So this «learning system,» according to Mr. Ferreira, can use its predictive power to know how to teach every concept to every student. And it is critical that all the students be connected, because the system draws its intelligence from its ability to analyze these trillions of data points from millions of students. Mr Ferreira, in his 2012 speech above, claimed that in the following year his company would have the data for ten million students, and not long after that, 100 million.
Clearly you do not need teachers in this scenario, except perhaps to supervise the students as they work on their devices. Class sizes can expand significantly. You do not even need schools. All a student needs is some sort of computer and a connection to the internet.
This system to reorganize education sounds remarkably close to what Bill Gates has been advocating for the past few years. The Common Core would provide us with the list of discrete learning objectives, Pearson, Amplify and various other tech companies are producing the devices, tagging their content to the standards.

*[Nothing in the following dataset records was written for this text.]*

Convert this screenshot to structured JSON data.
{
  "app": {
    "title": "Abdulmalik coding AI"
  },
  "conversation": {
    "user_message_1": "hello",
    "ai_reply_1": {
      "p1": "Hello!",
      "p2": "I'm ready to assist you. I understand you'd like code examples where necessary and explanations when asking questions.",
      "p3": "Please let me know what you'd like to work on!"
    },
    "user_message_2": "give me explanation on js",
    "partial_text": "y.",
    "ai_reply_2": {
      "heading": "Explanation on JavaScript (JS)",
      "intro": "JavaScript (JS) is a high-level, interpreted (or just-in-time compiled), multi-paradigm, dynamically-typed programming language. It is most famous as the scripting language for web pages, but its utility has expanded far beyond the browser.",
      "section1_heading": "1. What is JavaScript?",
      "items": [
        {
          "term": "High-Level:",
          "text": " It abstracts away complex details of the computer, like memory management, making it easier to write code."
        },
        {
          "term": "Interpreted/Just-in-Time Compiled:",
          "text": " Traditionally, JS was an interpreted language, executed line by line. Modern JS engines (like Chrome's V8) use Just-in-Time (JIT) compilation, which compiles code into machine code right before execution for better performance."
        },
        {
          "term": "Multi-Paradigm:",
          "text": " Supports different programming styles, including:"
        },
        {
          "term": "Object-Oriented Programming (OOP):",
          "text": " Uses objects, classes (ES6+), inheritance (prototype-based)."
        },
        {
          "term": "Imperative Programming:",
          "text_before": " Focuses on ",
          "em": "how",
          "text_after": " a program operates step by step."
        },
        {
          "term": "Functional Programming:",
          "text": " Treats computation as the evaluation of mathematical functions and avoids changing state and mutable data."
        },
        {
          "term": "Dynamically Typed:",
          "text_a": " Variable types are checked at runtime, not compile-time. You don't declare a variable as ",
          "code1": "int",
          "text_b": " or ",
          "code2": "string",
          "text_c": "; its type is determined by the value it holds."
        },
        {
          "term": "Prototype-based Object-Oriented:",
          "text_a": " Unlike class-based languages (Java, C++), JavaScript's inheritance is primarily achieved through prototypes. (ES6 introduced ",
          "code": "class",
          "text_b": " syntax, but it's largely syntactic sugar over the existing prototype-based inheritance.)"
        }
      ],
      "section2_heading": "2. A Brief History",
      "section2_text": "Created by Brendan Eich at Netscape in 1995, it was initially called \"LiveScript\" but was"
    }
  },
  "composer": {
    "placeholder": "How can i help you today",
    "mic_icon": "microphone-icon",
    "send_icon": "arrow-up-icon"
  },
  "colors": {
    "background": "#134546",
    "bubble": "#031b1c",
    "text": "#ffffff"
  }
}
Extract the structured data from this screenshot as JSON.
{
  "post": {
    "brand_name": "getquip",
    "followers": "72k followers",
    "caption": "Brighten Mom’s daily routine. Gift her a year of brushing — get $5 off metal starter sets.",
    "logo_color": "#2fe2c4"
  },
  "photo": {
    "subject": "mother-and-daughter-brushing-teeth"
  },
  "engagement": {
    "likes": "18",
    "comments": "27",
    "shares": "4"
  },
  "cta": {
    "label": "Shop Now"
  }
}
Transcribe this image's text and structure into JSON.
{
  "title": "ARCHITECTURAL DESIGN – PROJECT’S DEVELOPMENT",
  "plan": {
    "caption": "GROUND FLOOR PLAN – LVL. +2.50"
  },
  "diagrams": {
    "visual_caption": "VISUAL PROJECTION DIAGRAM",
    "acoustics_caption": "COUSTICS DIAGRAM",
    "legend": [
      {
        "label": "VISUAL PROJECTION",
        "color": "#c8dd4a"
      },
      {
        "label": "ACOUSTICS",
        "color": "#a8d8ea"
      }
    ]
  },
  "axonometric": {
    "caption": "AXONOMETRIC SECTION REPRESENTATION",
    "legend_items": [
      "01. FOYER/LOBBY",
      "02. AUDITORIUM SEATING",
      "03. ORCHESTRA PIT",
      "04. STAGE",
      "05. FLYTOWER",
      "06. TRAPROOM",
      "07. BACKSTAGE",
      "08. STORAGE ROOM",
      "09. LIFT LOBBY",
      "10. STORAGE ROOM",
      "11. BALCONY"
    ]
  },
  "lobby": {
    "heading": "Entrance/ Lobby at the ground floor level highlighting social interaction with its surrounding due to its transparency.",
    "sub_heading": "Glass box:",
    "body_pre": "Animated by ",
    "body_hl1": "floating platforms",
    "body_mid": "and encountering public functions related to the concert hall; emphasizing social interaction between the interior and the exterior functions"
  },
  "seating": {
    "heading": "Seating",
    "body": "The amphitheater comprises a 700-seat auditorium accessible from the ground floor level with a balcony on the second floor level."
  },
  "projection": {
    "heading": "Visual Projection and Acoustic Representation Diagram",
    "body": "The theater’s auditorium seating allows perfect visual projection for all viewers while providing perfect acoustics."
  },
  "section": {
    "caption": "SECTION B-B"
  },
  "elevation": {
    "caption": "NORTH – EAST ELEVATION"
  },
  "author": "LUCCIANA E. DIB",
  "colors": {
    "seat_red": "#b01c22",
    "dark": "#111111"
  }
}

The Department of Education is funding the standards-aligned tests, to be taken on computers. The Gates Foundation created inBloom to function as the data warehouse, (though that has now collapsed.)
If states use common academic standards, the quality of classroom materials and professional development will improve, Gates said. Much of that material will be digital tools that are personalized to the student, he said. «To get this innovation out, common standards will be helpful.»
The wave of technology that has transformed the US economy since the advent of the internet twenty years ago has yielded tremendous advances in efficiency and productivity. However, the benefits of these advances have flowed up to the top one percent – or even the top .1 percent. A recent report suggests that nearly half the jobs in the US may be lost in the next twenty years as a result of computerization.
The people running the economy are looking for ways to cut any labor that can be rendered obsolete through technology, and educators are not immune to this trend.
The skills and abilities that students develop in school, under the guidance of skilled educators, are not so easily measured, and this is a powerful reason to reject the mechanization of education. The late Gerald Bracey offered this list of things not measured by tests:
- critical thinking
- sense of beauty
- sense of wonder
In the years to come, we can choose to conform to the most efficient ways to organize our work and the process of education, so as to cost the least amount possible, while delivering the technical skills required by the employers who still require human labor. Or we can flip the paradigm, and organize our schools and our lives to serve the full development of children as human beings. This is decidedly inefficient. Huge amounts of time will be utterly wasted on kindergarten music recitals and artistic endeavors not worthy of a major gallery. This choice transcends education, and runs through every aspect of our culture. It is a challenge that requires not the efficient calculations of a thinking machine, but the slower contemplation of a moral mind.
What do you think? Is the Common Core part of an effort to computerize education?
Continue the dialogue with Anthony on Twitter.